Peter said that their lead product candidate, ICT-107, has a significantly lower cost of goods (COGs) advantage over Dendreon’s Provenge. ICT-107 is 5-10% of COGs vs. Provenge 70% of COGs.

He concluded his talk by saying that the company has 28 patents, has an experienced management team, and raised $20 million in October 2012.  The firm recently hired Andrew Gengos as the new CEO in December 2012 to lead their commercialization efforts. ImmunoCellular Therapeutics, Ltd. is based in Woodland Hills, California.

BIOInvestor Forum: Biotechs Fight Cancer Stem Cells

The CSC workshop was a hot topic at the BIOInvestor Forum at the Palace Hotel in San Francisco on October 9, 2012,.  At the “Cancer Stem Cell Therapy—Real or Just Hype?” workshop moderated by Nathan Sadeghi-Nejad, Contributor at Forbes & TheStreet, panelists talked about the difficulty of developing therapies for cancer stem cells (CSCs).

CSCs Can Evolve to Resist Chemo

John Lewicki, Executive Vice President and CSO, at OncoMed Pharma. Inc. said, “CSCs can resist attacks easily. They are fundamentally resistant to chemotherapy.  At OncoMed, we are trying to reduce that resistance with our antibodies by having multiple approaches.”  “Early on, we have seen data that is impressive with unique results.  We managed to control extremely aggressive ovarian cancer,” said Lewicki.

Tom Cirrito, VP of Research and Development, at Stemline Therapeutics, talked about the company’s SL-401 lead compound, for treating advanced acute myeloid leukemia (AML) and myelodysplastic syndrome (MDS). Cirrito said, “We’ve treated 76 patients with a large body of preclinical evidence.”
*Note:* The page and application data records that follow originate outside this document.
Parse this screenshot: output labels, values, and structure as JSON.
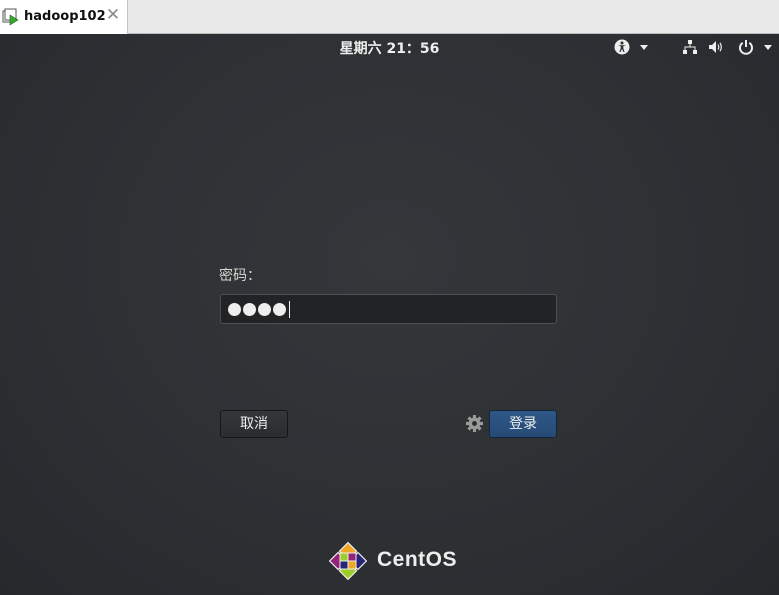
{
  "vm_tab": {
    "title": "hadoop102",
    "icon": "vm-play-icon",
    "close_icon": "close-icon"
  },
  "topbar": {
    "clock": "星期六  21：56",
    "icons": [
      "accessibility-icon",
      "network-icon",
      "volume-icon",
      "power-icon"
    ]
  },
  "login": {
    "password_label": "密码：",
    "password_dots": 4,
    "cancel_label": "取消",
    "login_label": "登录",
    "session_icon": "gear-icon"
  },
  "brand": {
    "logo": "centos-logo-icon",
    "name": "CentOS"
  },
  "colors": {
    "background": "#2b2e31",
    "login_button": "#2a5080",
    "text": "#eeeeec"
  }
}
Leslie Crews, Project Scientist, at Sanford Consortium for Regenerative Medicine/UC San Diego Cancer Center said, “We need to distinguish between tumor bulk and CSCs.  We also need a combination of strategies. These are evolving targets.  Cells evolve and evade therapies.  We should introduce CSC therapies later.”

%d bloggers like this: